## Supplied data
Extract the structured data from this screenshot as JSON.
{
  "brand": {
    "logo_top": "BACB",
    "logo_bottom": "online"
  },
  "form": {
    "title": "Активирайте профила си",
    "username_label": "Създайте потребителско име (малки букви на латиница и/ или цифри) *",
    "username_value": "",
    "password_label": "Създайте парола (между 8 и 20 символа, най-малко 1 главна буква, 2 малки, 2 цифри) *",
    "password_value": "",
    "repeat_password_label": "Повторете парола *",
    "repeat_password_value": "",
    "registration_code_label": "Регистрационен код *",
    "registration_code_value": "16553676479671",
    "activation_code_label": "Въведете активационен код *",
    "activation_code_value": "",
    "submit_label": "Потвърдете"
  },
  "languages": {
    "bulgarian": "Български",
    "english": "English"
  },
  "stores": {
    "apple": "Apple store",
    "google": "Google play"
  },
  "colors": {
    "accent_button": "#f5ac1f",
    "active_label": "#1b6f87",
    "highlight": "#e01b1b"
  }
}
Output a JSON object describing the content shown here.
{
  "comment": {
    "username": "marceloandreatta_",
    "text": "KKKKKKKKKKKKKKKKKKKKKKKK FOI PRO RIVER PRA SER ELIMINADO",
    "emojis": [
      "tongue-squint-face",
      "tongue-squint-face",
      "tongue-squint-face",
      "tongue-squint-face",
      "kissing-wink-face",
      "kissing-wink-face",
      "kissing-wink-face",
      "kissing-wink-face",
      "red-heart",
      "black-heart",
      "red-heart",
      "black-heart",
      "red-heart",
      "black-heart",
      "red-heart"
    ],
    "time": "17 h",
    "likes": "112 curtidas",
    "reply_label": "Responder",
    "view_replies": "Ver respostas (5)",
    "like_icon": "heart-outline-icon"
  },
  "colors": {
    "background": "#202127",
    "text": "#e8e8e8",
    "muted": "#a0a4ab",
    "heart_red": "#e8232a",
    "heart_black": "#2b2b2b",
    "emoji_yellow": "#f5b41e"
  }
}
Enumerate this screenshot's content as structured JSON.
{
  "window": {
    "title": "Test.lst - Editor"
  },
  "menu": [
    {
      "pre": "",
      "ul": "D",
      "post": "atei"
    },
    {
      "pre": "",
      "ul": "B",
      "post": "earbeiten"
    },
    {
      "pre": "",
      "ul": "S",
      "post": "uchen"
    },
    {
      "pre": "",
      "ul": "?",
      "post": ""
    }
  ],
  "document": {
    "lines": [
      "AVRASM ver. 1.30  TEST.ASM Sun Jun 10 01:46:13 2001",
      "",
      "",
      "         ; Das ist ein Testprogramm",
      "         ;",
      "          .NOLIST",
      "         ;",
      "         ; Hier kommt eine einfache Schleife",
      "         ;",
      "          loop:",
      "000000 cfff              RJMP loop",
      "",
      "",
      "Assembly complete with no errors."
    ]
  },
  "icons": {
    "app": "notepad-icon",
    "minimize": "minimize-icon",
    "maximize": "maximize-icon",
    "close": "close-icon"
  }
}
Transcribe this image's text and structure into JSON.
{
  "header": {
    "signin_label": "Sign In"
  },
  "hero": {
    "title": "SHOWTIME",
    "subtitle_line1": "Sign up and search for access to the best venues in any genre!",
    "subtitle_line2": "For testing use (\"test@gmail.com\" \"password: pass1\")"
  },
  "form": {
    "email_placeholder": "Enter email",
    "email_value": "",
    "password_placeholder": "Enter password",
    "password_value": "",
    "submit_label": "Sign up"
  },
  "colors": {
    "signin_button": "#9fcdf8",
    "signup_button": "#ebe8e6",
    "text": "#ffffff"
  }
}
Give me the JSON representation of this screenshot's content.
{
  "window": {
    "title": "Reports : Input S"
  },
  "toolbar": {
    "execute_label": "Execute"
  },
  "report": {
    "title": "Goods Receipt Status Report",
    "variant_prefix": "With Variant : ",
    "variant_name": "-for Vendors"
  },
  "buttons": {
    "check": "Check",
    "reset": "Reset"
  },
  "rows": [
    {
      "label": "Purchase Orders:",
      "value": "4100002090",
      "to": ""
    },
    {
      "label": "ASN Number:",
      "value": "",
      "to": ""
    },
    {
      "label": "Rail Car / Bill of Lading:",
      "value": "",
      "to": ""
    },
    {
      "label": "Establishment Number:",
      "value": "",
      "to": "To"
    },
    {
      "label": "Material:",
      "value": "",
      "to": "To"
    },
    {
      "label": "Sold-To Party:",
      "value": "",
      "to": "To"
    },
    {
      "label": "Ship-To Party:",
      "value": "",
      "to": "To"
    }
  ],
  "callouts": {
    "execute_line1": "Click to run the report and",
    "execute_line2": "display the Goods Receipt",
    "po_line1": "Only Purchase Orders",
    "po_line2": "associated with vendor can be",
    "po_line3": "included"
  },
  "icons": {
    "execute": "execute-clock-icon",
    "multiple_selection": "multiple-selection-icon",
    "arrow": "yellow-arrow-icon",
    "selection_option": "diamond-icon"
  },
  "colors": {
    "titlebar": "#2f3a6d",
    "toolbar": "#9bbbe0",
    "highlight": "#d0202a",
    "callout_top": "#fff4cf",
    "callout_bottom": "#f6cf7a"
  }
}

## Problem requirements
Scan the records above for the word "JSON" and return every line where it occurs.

## Response to this exercise
Extract the structured data from this screenshot as JSON.
Output a JSON object describing the content shown here.
Enumerate this screenshot's content as structured JSON.
Transcribe this image's text and structure into JSON.
Give me the JSON representation of this screenshot's content.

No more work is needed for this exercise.